Louis Sachar: No. It could be how the character is feeling, it could be, it tends to be action, but I don't think in those terms, I just think in terms of what's interesting to read, how I am going to get the character. I have a basic story of: This is going to happen in the story, but somehow you have to get from the beginning to the middle to the end to keep the reader interested without jumping to the end. So it is whatever those things are that keep things interesting.

Q: And backing up to your routine, you have two dogs?
Louis Sachar: Right.

Q: And they are the only people you let, or the only living things, you let into your office?
Louis Sachar: Yeah, I like to speak to them as people.

Q: I do that with my cats. So tell me about your dogs, their names, and how they help inspire you. Why are they the only ones you let in there?
Louis Sachar: They're Lucky and Tippy. Lucky is 12 years old and Tippy, I think she is 5, maybe 6.

Q: What kind of dogs are they?
Louis Sachar: We got them both from the pound, so they are not any particular breed. I don't know that they really inspire me. They just come in and they seem to take comfort in being in my office while I am writing and they don't bother me. I think I say that when I put that in my bio that they're the only ones allowed in my office as sort of humorous. But the main thing is that I can't write with somebody I know, you know, a person in my office. And it would be impossible if my wife or my daughter were sitting in the corner reading a book because it would be too distracting. And I guess, maybe it's because the dogs don't have any clue about what I am doing. To them, me, sitting at my desk, writing is no different from sitting in front of the TV and watching a show. They both are meaningless to them, but they don't question it.

Q: Are your wife and daughter fans of your work?
Louis Sachar: Yes.

Q: How old is your daughter now?
Louis Sachar: She's now 16.

Q: What do you do when you are not writing?
Louis Sachar: Well, my biggest passion is bridge. I play duplicate bridge, usually two or three times a week. I often will also go to tournaments around the country.

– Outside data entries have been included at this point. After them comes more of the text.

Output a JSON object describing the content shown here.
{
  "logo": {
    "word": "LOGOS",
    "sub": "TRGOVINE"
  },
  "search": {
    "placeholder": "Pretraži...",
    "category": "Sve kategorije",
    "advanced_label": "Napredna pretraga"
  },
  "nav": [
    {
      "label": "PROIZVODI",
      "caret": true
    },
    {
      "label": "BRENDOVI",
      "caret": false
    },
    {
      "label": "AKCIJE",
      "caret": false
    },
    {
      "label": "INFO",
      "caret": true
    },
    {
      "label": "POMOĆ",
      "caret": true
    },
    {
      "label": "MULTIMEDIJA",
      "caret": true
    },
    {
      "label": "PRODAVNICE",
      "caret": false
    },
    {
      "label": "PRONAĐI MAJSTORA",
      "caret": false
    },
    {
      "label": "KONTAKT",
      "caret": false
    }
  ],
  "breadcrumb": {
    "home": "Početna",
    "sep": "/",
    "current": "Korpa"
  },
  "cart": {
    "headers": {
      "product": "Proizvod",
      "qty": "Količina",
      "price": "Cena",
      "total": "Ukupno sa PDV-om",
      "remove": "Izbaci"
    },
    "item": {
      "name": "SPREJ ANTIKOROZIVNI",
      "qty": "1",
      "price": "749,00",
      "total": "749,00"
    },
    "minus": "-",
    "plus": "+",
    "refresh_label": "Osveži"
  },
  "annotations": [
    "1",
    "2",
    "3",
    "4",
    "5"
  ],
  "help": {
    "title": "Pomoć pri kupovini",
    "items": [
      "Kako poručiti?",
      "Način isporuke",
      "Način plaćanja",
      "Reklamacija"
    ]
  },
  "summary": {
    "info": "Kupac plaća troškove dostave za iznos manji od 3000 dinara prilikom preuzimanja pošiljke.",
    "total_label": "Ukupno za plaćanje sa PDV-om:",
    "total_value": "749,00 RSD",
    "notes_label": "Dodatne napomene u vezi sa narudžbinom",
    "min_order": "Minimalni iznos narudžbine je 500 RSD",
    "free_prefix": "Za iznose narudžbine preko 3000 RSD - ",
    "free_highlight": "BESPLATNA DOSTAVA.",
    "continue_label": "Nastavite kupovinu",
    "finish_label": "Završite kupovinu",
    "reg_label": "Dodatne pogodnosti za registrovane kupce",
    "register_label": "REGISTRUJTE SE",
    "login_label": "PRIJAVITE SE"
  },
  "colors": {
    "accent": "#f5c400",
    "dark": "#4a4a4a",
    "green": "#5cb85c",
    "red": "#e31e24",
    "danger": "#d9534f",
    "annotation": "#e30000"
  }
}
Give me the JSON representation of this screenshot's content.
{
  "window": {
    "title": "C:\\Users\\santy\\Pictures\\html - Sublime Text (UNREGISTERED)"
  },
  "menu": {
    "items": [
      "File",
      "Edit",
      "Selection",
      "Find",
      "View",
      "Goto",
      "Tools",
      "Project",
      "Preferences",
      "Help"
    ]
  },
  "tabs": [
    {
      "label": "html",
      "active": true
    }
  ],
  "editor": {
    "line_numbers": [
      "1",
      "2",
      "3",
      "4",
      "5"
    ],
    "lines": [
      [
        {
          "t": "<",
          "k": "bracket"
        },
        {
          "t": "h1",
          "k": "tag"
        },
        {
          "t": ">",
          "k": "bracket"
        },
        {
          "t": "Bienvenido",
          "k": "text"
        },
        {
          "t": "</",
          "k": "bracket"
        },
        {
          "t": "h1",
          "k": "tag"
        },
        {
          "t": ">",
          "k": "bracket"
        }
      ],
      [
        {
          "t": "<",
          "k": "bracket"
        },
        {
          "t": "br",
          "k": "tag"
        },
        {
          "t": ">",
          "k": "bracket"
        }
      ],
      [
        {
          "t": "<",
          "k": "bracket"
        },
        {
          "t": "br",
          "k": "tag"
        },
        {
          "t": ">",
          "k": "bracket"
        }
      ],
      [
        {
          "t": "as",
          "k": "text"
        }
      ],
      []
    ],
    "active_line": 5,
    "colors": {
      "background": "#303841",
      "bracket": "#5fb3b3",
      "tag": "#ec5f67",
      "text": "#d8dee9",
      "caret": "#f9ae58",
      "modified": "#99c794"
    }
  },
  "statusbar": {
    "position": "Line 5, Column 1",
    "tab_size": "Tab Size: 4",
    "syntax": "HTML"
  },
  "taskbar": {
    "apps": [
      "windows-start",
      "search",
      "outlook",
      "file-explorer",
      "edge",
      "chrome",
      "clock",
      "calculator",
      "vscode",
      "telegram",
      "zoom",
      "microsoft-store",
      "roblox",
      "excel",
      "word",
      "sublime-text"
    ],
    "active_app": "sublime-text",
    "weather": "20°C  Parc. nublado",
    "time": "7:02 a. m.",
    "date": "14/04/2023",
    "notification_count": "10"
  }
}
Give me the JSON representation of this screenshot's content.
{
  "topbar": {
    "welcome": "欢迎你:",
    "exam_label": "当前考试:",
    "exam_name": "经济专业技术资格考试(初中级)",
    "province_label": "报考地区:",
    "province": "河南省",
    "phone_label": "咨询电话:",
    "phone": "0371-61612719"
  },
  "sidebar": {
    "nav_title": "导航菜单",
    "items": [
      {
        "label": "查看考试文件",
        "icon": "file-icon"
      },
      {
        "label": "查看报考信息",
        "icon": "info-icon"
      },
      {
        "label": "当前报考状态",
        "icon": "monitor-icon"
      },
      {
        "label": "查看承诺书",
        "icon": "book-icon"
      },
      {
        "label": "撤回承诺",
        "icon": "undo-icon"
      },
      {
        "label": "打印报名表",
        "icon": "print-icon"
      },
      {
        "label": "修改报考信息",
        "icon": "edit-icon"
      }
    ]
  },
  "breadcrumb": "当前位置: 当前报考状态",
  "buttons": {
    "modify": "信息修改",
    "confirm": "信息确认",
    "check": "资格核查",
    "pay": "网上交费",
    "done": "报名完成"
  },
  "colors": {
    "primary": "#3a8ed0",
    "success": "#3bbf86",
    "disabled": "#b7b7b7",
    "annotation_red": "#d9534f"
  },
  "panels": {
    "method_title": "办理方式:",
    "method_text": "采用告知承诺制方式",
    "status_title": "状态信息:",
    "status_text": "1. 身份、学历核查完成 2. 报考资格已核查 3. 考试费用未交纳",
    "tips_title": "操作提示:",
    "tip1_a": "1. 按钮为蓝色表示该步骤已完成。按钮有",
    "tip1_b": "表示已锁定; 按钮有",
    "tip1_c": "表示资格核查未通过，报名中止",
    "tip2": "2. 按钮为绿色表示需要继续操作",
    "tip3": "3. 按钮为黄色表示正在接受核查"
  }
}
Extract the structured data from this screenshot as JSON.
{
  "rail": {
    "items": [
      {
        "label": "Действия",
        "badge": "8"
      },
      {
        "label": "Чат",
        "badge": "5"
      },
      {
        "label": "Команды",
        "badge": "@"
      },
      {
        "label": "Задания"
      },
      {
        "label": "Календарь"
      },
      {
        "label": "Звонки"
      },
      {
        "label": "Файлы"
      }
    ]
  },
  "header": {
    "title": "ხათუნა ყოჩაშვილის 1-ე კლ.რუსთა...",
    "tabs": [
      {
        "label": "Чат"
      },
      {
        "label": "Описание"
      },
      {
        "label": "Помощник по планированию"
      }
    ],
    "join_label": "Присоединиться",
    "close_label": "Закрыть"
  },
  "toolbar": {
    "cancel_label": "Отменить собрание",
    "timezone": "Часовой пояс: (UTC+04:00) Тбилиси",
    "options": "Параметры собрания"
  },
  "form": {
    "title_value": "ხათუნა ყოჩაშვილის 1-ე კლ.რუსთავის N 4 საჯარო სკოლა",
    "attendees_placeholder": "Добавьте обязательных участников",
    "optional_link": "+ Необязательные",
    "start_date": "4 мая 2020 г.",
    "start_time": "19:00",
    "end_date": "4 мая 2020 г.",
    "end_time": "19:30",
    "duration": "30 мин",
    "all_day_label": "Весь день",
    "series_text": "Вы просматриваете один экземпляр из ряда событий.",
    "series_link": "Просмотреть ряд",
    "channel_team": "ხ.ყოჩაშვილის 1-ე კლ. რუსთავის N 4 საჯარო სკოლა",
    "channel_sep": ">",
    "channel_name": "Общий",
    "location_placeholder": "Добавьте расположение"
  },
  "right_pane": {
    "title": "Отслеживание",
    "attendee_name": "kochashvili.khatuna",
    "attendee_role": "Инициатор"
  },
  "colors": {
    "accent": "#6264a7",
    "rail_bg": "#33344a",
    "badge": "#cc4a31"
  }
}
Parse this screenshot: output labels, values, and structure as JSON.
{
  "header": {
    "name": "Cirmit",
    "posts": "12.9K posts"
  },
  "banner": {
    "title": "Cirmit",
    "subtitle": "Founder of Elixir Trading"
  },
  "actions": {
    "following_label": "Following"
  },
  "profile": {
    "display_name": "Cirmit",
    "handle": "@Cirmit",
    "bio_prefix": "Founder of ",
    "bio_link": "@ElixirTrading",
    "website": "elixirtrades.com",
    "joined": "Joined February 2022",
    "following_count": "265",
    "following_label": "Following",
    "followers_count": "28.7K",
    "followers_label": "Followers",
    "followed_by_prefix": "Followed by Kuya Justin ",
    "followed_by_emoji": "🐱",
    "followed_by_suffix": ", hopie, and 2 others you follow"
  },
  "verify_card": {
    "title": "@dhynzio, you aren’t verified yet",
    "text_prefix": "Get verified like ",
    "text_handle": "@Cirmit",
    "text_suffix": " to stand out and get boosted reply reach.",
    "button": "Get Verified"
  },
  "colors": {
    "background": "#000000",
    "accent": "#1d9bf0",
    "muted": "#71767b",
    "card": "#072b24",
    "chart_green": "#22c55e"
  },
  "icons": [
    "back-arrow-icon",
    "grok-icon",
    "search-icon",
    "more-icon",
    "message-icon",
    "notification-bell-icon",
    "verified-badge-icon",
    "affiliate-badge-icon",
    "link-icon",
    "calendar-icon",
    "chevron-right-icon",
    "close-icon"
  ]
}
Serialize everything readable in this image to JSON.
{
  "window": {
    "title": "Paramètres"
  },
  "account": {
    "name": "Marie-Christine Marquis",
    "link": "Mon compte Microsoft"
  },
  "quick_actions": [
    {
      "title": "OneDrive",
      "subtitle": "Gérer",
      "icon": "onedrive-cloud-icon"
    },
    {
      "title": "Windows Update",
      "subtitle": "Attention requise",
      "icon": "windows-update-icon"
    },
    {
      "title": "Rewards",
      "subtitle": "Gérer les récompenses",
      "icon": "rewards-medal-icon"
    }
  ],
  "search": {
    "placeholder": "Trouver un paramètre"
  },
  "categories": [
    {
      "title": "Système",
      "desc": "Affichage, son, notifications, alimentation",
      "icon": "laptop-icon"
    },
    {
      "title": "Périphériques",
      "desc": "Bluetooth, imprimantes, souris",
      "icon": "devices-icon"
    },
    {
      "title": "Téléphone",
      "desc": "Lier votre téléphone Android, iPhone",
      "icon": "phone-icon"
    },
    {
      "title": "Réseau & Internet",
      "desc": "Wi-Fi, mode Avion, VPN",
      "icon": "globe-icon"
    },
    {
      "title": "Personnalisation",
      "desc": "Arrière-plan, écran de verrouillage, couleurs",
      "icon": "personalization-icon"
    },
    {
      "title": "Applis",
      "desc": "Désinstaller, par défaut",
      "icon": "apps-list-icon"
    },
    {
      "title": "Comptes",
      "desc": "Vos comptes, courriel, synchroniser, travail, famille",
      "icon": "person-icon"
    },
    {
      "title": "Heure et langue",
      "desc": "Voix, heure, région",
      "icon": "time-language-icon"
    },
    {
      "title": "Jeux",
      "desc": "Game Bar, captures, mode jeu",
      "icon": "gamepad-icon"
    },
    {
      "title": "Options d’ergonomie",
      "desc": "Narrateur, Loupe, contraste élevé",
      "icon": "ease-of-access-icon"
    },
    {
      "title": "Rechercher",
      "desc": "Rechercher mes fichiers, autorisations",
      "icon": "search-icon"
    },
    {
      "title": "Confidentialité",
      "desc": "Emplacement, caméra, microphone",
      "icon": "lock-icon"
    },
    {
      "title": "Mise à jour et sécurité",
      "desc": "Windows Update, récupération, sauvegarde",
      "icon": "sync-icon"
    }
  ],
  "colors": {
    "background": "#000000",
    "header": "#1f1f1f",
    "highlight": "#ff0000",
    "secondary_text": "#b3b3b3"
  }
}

Q: How did you get into that?
Louis Sachar: I have always enjoyed games, and I met someone after moving to Austin. I met someone who played duplicate bridge, which is a lot different than regular bridge. It is a lot more competitive. I mean, everyone who has played is very serious about the game. And I used to play in chess tournaments. Bridge tournaments are a lot more fun and equally as challenging.

Q: How do you relate to Stanely Yelnats and why do you think kids relate to him?
Louis Sachar: Well, I think every kid, especially when you are in middle school or high school, you feel like it's just a real hard time. You feel like you are not cool enough or you are not smart enough or you are not good enough in sports or you are not good looking enough. And Stanely is sort of the epitome of that. He is an unpopular kid; he has bad luck. Bad as everyone else in his family and he has it worse because he has been convicted of a crime he didn't commit and sent to this horrible place. But you can tell from the things he thinks that he is a nice kid, a smart kid, funny. So I think people can identify with him, and when he rises out of his situation, people rise with him.

Q: Has your idea of what a hero is changed since 9/11?
Louis Sachar: No, no it hasn't. Heroes are just everyday people, just like Stanely or just like the firemen or the policemen.

Q: Any chance of any of your other books becoming movies? Is there talk about that?
Louis Sachar: There is talk about Wayside School becoming a television show, a cartoon. But I don't know if it will happen or not.

Q: Wayside School is actually at a lower reading level, right?
Louis Sachar: Yes, but what surprises me is all my books have a wide range of readers. Like, Holes is read in some third-grade classrooms and is read in high school classrooms. And Wayside School, maybe the youngest is second grade or first grade. I mean, probably there are kindergarten classes that read it. But I still get letters from kids in middle school who read it there or write book reports on it in middle school and occasionally high school.

To learn more about Louis Sachar and his book Holes, go to's Authors and Books.